Records shown Start Marker
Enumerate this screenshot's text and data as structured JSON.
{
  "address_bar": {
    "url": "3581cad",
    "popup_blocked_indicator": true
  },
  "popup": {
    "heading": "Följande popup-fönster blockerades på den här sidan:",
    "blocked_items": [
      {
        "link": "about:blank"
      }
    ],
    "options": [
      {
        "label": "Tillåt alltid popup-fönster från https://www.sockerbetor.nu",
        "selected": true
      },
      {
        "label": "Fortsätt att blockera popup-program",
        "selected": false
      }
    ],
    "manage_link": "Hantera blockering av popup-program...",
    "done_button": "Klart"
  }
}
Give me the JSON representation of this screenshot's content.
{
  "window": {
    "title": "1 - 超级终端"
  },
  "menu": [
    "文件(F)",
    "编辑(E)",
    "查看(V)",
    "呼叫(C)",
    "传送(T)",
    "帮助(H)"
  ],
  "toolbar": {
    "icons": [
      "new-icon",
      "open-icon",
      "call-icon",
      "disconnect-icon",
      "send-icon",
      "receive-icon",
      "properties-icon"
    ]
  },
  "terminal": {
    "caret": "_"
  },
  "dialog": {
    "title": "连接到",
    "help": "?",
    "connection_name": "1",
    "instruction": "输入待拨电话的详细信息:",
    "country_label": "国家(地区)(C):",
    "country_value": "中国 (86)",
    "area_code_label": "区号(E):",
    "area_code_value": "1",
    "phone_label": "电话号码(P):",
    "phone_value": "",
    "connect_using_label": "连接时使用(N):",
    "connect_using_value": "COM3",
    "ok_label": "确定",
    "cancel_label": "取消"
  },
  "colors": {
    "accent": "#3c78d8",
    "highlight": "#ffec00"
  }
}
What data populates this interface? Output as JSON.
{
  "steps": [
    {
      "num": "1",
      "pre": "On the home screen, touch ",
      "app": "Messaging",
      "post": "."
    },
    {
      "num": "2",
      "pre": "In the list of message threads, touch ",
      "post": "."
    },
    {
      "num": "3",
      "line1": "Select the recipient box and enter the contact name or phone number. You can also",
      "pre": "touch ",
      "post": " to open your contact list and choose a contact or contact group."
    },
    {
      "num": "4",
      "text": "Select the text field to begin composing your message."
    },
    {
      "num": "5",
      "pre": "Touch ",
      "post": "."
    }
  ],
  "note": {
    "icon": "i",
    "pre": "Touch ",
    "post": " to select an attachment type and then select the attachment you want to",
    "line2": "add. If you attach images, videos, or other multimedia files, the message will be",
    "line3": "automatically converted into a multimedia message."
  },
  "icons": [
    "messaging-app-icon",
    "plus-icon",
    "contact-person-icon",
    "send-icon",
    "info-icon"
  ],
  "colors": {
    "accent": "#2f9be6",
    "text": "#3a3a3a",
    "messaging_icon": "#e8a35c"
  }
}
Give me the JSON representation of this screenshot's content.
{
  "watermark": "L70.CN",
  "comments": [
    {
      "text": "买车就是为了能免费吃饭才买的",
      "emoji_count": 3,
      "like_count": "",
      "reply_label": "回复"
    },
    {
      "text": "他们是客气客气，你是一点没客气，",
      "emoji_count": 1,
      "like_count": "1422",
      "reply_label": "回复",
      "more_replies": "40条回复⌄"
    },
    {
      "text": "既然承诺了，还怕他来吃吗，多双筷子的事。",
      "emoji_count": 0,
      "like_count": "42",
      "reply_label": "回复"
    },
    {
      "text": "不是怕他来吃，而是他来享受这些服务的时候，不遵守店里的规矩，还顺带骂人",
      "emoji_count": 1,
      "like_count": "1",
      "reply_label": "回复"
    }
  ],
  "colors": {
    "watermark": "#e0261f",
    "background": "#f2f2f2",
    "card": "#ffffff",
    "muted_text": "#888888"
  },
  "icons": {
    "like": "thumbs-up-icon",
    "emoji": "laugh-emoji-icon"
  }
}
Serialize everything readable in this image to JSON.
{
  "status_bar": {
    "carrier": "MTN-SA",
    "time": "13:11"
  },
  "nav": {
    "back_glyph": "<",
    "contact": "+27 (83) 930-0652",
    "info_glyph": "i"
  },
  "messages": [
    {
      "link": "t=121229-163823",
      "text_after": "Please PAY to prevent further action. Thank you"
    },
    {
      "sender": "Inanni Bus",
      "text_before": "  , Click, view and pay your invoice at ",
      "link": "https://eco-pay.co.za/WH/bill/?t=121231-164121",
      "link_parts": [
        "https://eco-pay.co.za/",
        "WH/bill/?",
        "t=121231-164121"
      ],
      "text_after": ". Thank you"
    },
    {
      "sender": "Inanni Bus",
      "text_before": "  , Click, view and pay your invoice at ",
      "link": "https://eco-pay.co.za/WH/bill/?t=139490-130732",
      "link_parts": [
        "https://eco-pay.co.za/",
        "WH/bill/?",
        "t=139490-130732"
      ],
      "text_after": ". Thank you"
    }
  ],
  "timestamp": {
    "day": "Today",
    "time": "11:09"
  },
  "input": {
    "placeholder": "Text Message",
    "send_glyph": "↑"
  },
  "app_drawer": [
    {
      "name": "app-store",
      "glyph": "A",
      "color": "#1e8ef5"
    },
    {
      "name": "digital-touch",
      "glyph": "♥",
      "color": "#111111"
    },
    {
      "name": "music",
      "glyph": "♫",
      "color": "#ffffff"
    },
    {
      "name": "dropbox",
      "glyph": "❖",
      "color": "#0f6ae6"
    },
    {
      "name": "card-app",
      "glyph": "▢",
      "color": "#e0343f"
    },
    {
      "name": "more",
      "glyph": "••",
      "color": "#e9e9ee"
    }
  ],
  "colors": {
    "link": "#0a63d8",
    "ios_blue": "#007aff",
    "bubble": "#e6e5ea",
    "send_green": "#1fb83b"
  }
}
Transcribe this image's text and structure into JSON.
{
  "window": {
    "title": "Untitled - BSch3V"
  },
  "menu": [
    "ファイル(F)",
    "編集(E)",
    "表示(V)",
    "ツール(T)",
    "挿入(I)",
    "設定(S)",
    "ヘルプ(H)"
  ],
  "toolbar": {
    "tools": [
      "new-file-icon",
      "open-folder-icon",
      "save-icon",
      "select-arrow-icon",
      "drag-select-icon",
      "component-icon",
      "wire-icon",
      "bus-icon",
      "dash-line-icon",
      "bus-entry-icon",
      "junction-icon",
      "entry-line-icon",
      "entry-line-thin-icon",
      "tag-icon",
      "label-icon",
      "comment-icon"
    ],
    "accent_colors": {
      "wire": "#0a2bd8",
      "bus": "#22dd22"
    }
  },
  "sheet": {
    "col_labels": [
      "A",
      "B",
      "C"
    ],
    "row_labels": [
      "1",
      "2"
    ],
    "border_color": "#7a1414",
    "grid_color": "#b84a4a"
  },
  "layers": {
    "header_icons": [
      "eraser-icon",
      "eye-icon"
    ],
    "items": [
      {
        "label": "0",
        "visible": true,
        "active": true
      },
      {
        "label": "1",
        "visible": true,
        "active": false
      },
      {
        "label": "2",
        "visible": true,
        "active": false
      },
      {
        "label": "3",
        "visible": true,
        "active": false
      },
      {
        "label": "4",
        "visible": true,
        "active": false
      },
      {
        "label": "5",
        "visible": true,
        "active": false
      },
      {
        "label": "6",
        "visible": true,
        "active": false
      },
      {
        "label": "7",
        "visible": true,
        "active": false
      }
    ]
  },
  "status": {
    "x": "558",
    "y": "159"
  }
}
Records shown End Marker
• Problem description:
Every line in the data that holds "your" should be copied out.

• Result below:
      "post": " to open your contact list and choose a contact or contact group."
      "text": "Select the text field to begin composing your message."
      "text_before": "  , Click, view and pay your invoice at ",
      "text_before": "  , Click, view and pay your invoice at ",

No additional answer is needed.